ValiMail’s analysis of the most popular 1 million global domains shows that most domain owners have not attempted to implement fraud protection through the latest and most complete form of protection, DMARC. Of those that have attempted DMARC, only 23 percent are actually achieving protection from fraud.
ValiMail attributes these shortfalls in adoption to the difficulty that domain owners have in fully implementing and maintaining DMARC and its underlying standards (SPF, DKIM), particularly in complex environments where companies use many different cloud-based email services (often without full knowledge of IT staff).
ValiMail’s 21-page report is the most comprehensive survey of the state of email authentication to date, with exclusive data on the vulnerability to email fraud of the most popular 1 million domains. Plus: Drill-downs into the vulnerability of key sectors, including the NYSE, NASDAQ, Fortune 500, banks, health care, technology, and Crunchbase unicorns.
Paul Myer talks w/Sean Martin during Black Hat 2017, discussing securing OT, Operational Technology
As an industry, we often focus on information technology and information security. And, while the media as a whole covers stories of denial of service attacks and power grid shut-downs, as a general rule, the industry seems to be obsessed with protecting information - protecting the traditional IT systems that manage that data - intellectual property, customer data, financials, and more.

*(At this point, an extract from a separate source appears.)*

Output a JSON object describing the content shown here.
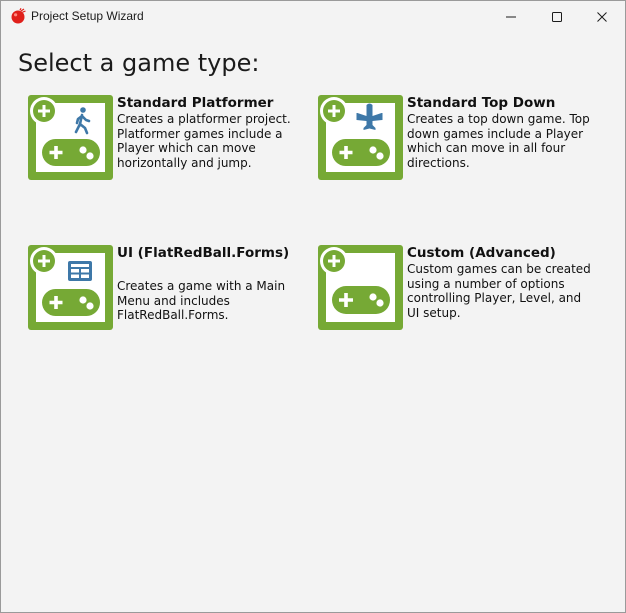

However, based on a conversation I had with Paul Myer, CEO of Veracity Industrial Networks, that needs to change - we need more attention paid to the operation technology - or “OT” space. Listen in as I catch up with Paul during Black Hat 2017 - I suspect you’ll look at cybersecurity in a different way after hearing what he has to say.